Filter these records by the string "ndistribution", copying each line that holds it.

[Dataset rows describing interfaces]
Start of Block
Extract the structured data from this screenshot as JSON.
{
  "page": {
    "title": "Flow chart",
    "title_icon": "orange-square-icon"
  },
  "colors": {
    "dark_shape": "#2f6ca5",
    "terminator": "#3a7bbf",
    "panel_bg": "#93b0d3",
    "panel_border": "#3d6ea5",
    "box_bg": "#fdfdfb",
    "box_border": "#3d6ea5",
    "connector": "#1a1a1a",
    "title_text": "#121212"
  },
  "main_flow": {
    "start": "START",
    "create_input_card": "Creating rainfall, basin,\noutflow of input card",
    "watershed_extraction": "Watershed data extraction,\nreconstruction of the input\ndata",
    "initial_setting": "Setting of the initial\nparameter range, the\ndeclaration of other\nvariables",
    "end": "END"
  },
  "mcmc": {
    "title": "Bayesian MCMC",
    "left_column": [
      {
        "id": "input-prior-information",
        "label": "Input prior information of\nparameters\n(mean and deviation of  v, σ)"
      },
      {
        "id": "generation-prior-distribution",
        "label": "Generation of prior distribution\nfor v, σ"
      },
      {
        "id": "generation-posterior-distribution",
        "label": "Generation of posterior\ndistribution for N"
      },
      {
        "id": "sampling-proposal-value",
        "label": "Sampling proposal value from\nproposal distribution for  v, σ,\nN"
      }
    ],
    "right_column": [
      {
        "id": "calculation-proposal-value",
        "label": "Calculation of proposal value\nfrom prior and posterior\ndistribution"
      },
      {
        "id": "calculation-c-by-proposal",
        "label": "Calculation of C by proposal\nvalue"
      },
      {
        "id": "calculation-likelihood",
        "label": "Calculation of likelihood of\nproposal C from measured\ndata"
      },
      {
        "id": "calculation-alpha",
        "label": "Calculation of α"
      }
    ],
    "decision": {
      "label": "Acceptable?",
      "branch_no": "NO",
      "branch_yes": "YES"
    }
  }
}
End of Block
ANSWER FOR THIS EXERCISE:
        "label": "Generation of posterior\ndistribution for N"
        "label": "Calculation of proposal value\nfrom prior and posterior\ndistribution"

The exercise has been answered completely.